Paying the ransom may seem to be a smart business decision given regulations around personally identifiable information (“PII”) such as the EU’s GDPR. Giving the terrorist $1M may seem like a smart business decision over trying to recover from the attack and disclosing the breach at a cost of, perhaps, $2M. Unfortunately, these decisions are being made at the Board of Directors level in many companies while you are reading this article, and many are deciding to pay the terrorists.
As technology continues to advance, cyber-terrorists are finding new ways to distribute and execute ransomware, and are now targeting a gigantic addressable market, from individuals to governments, and everything in between. Make no mistake, ransomware is a very large business.

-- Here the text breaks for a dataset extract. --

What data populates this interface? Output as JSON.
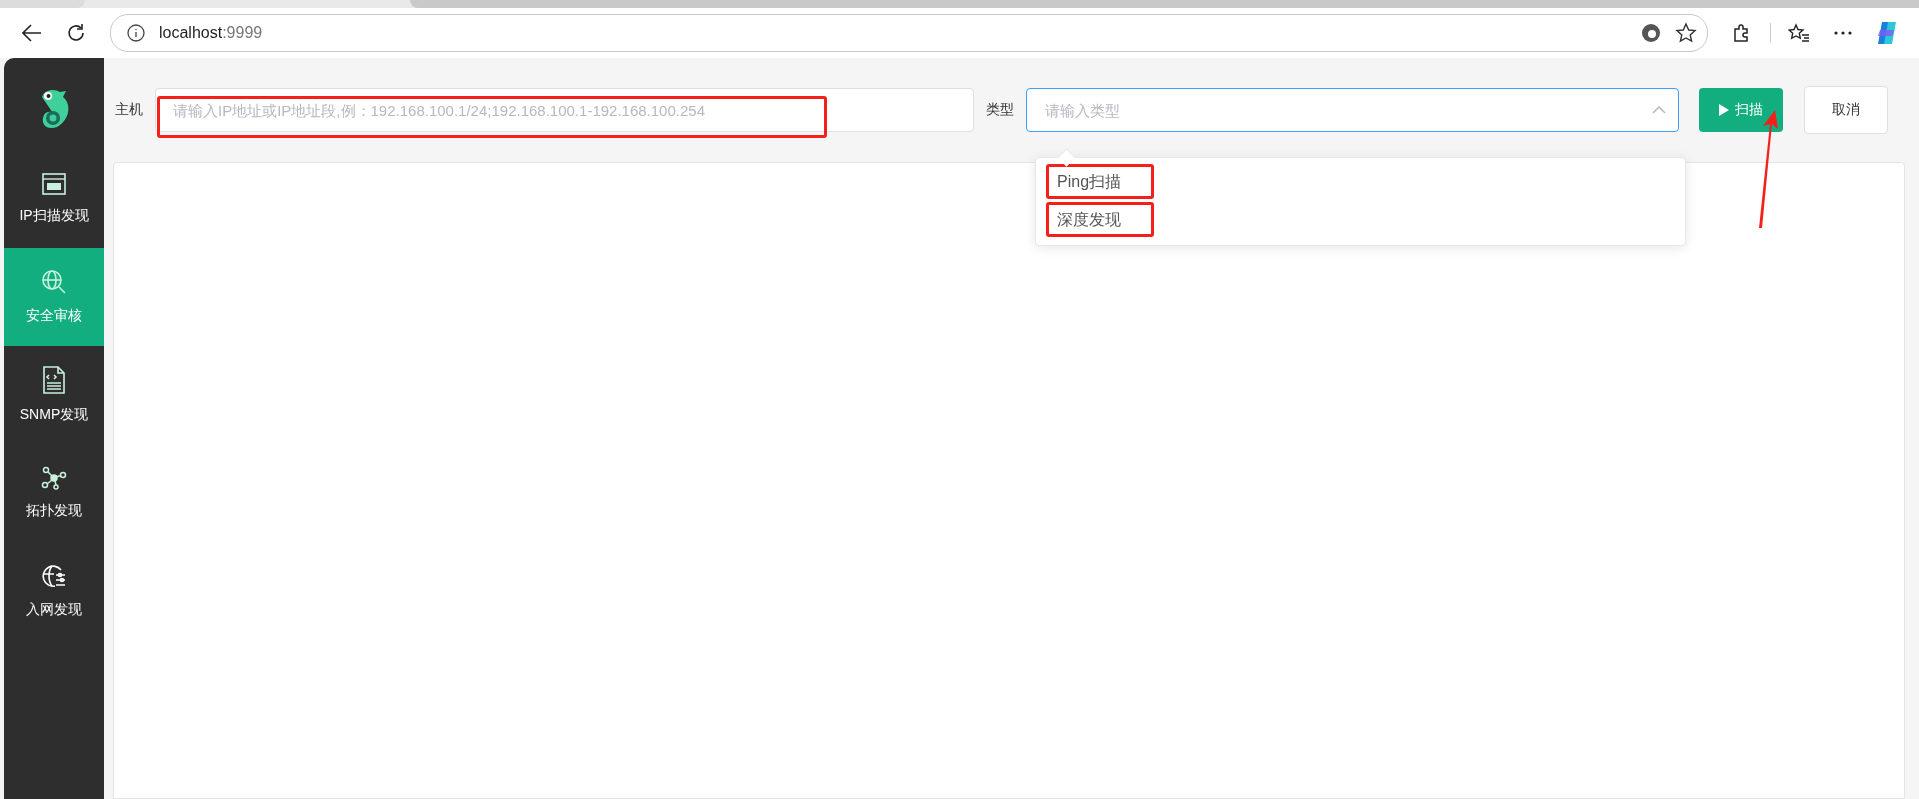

In my opinion, it is not possible to outsmart the bad guys. This is big business, funded by foreign state governments such as Russia, China, India, Pakistan, North Korea, and many others. It employs some of the brightest technical talent on the planet. Some attacks are for-profit while others are simply to steal trade secrets and others to inflict damage to the economy. Cyber warfare is now very real, and I argue that it is not possible to keep malware and ransomware out of your network.
In order to solve the problem, we need to start with the premise that the bad actor has already reached your data. This is a major shift in mindset and something most cybersecurity experts are very uncomfortable with.
If we start with the knowledge that all cybersecurity defenses have been breached, and the attacker is now in a position to encrypt or steal the data, we can begin to think about innovative strategies to minimize or eliminate downstream damage.
One concept that is gaining traction is to make the data valueless to the cyber-terrorist. This change in mindset assumes the attacker WILL penetrate your environment and WILL exfiltrate the data that resides there. But if the stolen data is incomplete and does not contain any actual useable information, there is nothing for the attacker to use to create harm.
This innovative data-protection strategy changes the game for cybersecurity and puts control squarely back into the hands of the data owner. This change in mindset is required to finally defeat the adversary.
Joseph Pott created an entire industry around ransomware when he launched the first attack in 1989. Decades later, we are finally focused on truly finding a solution to this global problem.
About Paul Lewis
Paul is a serial cybersecurity entrepreneur with more than 30 years in the industry. Formerly the Founder and CEO of PG Lewis LLC, a cyber security and data forensics company that was strategically acquired by Robert Half International (NYSE:RHI), and the Founder and CEO of MC2, a data security company that was strategically acquired by Volt Information Sciences (NYSE:VOL), Paul’s been granted numerous patents to advance data privacy and protection and is a court-appointed expert in data security and incident response.